What to produce
Each line of the material that mentions the word "heart" is to be copied.
··· Information supplied
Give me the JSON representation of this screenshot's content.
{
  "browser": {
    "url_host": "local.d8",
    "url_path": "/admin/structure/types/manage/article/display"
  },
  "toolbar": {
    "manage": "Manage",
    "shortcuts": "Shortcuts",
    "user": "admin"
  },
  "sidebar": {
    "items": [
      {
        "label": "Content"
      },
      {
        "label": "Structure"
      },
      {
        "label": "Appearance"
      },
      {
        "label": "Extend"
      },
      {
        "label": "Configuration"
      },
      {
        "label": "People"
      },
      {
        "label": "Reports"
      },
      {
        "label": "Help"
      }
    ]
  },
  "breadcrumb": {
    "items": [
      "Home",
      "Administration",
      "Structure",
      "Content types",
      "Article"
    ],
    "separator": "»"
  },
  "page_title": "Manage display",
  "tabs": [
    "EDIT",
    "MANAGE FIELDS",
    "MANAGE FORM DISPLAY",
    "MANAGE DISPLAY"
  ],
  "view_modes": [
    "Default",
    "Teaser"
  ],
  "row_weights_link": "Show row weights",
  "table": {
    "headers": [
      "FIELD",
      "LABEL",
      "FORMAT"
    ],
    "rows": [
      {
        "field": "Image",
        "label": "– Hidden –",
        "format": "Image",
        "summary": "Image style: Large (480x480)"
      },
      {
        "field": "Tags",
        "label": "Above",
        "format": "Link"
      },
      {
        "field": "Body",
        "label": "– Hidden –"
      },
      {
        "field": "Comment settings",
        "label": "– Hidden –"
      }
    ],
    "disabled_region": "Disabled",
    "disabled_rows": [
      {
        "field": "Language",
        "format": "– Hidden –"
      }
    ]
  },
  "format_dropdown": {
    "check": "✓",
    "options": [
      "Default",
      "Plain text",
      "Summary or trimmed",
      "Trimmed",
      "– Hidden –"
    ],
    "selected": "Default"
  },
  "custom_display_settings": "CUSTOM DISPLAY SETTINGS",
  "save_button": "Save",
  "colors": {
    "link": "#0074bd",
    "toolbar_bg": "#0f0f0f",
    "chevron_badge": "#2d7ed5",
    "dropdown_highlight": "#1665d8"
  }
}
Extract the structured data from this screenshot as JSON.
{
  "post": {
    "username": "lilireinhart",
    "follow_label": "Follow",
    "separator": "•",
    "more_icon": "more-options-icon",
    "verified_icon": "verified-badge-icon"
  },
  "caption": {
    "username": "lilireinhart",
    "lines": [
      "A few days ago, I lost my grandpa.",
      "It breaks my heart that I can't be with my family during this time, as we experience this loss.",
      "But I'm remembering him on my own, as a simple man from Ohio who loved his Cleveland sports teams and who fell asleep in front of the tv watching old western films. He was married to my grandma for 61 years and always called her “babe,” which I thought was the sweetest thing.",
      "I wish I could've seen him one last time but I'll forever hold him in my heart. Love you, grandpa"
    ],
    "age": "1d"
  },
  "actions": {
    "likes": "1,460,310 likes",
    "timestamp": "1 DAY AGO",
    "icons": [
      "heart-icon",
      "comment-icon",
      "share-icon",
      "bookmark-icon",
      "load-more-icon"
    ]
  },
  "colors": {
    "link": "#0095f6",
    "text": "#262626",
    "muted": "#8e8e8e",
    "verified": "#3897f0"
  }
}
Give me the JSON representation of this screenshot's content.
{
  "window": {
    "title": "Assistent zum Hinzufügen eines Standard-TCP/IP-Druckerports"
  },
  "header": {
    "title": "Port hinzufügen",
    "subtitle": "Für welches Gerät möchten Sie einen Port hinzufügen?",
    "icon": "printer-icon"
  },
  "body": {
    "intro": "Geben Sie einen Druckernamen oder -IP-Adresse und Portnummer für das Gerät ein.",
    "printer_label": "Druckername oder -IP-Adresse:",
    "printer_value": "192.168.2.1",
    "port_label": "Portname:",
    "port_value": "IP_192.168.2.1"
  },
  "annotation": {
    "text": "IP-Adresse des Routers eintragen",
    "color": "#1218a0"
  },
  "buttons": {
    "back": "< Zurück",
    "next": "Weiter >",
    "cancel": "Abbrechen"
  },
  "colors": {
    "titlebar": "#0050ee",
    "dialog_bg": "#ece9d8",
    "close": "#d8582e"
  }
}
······
Response
      "It breaks my heart that I can't be with my family during this time, as we experience this loss.",
      "I wish I could've seen him one last time but I'll forever hold him in my heart. Love you, grandpa"
      "heart-icon",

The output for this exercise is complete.